Work to complete.
Needed from the data below: all lines that contain the word "your".
[Exercise data Boundary: Start]
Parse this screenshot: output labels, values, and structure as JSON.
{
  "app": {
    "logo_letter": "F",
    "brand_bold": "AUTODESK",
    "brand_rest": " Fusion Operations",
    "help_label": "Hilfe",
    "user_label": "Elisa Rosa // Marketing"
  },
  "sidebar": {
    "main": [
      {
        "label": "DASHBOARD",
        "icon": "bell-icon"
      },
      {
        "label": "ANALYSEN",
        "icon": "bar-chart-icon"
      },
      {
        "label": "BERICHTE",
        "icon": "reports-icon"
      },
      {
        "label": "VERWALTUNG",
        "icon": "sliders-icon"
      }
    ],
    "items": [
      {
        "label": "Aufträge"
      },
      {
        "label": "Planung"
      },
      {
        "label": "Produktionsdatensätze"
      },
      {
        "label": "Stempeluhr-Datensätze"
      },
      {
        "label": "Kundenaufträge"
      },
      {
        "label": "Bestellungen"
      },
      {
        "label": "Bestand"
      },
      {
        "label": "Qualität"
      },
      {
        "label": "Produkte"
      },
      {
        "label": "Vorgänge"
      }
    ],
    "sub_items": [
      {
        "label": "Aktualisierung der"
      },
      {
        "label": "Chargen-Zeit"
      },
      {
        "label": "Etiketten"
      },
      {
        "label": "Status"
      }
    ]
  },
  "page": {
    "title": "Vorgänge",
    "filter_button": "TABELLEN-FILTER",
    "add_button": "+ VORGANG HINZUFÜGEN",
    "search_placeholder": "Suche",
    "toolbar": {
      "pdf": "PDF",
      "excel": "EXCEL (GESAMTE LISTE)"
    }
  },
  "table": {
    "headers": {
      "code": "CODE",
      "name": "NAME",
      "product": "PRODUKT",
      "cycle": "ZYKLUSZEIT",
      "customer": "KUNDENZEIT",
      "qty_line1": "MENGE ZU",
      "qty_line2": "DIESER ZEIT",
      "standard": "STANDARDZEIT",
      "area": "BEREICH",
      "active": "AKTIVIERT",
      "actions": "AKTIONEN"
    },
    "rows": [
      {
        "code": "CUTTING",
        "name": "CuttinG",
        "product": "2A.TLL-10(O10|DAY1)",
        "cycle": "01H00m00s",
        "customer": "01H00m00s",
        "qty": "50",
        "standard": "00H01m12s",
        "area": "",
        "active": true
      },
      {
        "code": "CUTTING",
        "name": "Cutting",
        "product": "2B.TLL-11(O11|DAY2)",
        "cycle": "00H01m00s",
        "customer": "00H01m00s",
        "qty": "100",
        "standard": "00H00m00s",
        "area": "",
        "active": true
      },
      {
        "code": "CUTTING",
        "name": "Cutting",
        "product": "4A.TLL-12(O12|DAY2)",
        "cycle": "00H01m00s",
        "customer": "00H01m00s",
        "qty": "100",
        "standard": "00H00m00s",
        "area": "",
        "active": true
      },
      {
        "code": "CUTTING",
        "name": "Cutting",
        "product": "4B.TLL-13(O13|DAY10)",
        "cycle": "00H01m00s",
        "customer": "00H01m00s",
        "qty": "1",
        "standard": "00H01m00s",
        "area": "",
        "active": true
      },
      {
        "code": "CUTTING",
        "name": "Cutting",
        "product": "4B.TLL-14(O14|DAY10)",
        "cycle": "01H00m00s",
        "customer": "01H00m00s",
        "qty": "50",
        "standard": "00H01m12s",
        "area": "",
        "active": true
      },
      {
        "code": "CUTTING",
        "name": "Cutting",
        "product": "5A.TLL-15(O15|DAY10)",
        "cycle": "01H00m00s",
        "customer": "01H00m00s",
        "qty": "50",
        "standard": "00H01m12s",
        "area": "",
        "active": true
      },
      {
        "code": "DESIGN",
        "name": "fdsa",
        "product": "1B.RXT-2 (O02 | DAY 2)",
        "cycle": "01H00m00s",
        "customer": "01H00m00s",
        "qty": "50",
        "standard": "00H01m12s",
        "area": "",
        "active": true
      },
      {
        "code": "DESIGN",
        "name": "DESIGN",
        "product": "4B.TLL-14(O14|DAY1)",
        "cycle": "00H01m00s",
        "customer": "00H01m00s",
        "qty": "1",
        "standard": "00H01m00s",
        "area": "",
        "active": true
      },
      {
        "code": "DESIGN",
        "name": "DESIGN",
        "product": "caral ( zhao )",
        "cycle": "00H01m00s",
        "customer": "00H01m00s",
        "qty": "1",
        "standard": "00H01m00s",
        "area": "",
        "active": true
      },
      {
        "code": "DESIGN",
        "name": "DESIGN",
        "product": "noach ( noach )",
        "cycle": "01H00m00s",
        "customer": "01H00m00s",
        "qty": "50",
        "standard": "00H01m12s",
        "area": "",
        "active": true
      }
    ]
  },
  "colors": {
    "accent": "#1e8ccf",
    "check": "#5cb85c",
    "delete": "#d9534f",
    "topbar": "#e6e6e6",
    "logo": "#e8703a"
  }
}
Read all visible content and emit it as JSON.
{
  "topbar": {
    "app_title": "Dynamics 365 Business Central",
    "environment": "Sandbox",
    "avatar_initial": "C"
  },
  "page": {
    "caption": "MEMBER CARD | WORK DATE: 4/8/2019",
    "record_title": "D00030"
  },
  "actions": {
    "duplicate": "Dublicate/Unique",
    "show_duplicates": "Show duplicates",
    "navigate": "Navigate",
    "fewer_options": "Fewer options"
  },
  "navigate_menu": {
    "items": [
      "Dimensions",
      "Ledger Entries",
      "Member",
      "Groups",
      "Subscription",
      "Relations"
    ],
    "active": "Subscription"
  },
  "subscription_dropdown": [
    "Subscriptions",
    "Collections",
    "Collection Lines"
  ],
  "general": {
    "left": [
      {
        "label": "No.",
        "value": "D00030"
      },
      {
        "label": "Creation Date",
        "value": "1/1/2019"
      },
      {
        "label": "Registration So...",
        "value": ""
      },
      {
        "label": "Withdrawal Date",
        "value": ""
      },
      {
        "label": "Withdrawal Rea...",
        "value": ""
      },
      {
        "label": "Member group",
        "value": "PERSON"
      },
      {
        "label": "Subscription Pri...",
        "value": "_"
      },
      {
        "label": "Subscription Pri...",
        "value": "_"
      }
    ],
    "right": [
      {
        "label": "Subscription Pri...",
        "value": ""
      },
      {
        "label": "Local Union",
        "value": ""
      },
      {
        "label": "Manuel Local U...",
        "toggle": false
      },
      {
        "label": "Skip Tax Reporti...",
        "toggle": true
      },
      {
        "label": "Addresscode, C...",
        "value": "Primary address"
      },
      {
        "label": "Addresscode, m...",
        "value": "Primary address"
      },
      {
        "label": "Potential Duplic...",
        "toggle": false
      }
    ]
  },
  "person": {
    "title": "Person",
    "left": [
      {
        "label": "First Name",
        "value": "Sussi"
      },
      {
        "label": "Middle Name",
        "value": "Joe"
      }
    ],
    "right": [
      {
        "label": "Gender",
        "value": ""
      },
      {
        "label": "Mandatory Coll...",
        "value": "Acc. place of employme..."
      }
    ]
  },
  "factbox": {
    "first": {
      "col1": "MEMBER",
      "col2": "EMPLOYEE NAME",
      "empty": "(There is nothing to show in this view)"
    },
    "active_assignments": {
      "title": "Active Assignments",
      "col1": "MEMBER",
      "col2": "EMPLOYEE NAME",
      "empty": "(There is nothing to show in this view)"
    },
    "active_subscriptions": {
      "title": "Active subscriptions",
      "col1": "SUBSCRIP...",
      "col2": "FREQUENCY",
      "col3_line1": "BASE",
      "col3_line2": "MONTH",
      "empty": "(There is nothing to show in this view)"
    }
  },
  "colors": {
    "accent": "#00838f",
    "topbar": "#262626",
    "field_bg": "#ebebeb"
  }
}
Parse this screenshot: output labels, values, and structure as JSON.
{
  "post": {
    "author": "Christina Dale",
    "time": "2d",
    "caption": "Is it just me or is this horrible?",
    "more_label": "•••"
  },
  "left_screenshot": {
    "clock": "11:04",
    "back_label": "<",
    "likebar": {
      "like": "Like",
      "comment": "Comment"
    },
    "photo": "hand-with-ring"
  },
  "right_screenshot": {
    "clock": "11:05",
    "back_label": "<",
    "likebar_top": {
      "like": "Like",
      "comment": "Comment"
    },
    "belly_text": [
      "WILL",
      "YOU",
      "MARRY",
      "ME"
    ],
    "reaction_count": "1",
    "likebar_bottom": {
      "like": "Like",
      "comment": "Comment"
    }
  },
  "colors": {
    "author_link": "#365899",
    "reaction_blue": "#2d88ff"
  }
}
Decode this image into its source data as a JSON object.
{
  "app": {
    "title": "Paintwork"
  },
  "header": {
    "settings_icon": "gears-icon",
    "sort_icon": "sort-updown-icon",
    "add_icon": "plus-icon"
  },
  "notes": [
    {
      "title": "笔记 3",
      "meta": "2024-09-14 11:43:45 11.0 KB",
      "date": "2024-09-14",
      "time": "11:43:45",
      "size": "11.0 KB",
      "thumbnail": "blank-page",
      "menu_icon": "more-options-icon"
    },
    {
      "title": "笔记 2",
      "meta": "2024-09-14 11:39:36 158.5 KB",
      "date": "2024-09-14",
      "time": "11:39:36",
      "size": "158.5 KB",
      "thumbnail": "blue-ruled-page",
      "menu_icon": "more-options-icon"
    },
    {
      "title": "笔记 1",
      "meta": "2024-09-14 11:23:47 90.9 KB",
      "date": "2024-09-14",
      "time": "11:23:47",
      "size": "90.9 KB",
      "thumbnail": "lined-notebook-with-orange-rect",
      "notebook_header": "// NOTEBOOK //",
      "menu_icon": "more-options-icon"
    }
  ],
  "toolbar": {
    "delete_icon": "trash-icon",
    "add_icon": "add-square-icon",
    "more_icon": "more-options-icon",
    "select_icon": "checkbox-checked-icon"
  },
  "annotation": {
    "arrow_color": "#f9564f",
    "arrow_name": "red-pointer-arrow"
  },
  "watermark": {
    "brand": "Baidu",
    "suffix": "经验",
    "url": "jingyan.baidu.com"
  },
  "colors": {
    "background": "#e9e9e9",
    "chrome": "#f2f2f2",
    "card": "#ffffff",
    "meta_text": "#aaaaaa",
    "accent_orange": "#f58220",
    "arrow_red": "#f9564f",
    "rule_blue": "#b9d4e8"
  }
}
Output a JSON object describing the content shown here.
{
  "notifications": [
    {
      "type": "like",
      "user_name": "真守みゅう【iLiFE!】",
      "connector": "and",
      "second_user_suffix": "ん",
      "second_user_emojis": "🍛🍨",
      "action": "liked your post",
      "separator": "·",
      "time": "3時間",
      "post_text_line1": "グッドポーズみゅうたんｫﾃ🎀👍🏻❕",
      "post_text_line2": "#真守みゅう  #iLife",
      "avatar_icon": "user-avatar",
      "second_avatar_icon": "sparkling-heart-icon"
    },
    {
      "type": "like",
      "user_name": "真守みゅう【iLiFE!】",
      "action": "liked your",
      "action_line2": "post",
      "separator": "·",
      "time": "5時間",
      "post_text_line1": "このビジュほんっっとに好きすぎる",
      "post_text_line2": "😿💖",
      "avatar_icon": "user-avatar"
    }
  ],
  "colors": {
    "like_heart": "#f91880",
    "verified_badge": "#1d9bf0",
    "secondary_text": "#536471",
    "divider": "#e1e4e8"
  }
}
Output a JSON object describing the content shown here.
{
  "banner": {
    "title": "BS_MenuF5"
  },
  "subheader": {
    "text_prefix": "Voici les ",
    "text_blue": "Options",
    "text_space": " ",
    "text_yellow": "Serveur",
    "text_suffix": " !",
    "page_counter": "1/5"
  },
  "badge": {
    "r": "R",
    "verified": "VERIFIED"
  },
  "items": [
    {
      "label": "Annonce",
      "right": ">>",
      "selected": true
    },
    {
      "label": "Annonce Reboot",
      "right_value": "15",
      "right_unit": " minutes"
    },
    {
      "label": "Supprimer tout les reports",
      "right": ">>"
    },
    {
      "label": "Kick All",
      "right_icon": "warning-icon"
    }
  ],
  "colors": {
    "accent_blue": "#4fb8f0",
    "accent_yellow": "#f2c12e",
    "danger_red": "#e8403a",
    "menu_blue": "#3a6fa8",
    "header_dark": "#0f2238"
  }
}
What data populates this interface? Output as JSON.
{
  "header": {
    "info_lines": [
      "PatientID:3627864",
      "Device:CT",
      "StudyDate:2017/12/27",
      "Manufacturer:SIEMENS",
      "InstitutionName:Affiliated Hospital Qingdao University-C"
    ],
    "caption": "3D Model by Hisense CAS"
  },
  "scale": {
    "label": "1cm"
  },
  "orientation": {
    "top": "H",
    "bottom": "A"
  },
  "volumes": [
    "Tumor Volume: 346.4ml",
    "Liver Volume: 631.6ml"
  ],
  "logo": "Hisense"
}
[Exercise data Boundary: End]
Task response.
      "action": "liked your post",
      "action": "liked your",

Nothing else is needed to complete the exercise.